- **WORK ORDER**: Show every line of the data that includes the word "Access".
· · · · · · ·
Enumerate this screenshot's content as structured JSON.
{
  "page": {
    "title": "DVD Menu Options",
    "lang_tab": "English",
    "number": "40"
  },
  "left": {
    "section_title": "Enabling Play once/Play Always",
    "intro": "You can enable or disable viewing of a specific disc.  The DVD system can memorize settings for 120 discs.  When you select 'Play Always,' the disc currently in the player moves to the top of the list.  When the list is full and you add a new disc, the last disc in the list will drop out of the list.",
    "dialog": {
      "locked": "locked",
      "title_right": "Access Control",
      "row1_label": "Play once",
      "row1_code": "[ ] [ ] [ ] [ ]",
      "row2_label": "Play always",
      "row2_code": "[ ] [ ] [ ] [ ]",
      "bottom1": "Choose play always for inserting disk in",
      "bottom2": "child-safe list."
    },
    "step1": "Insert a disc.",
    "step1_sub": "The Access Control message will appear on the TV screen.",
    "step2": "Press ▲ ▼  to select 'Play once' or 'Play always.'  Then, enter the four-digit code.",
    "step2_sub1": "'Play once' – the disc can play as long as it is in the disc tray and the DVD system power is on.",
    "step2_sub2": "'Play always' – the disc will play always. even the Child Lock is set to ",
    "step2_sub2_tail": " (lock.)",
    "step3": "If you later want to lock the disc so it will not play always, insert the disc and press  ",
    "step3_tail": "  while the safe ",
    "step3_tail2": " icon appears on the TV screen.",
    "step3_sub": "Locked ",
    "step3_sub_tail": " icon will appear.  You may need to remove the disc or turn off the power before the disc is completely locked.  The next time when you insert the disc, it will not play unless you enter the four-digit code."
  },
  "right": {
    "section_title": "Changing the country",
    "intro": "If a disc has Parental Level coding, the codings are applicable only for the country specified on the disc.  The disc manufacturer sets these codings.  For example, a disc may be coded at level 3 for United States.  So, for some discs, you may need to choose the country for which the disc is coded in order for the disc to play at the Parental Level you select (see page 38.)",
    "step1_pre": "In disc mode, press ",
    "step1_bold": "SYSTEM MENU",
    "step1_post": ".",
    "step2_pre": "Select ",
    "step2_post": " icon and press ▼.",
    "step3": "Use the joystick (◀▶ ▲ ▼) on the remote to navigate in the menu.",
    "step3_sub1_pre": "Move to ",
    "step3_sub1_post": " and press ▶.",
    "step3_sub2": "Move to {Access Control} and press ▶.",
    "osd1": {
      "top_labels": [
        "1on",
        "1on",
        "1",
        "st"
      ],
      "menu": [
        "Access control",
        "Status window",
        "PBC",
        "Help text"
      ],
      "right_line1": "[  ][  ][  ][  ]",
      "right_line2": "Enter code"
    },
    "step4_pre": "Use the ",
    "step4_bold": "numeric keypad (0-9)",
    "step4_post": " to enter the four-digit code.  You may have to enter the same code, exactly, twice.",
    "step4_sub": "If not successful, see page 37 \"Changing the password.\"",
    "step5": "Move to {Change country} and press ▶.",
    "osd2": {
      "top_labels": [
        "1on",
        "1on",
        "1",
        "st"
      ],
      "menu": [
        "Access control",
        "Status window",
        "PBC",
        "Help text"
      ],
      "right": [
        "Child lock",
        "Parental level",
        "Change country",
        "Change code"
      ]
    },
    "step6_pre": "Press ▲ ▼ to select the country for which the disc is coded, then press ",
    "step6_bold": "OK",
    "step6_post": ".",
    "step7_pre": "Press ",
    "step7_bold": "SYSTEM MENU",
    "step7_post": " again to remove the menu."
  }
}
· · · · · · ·
- **OUTPUT FOR THIS EXERCISE**:
      "title_right": "Access Control",
    "step1_sub": "The Access Control message will appear on the TV screen.",
    "step3_sub2": "Move to {Access Control} and press ▶.",
        "Access control",
        "Access control",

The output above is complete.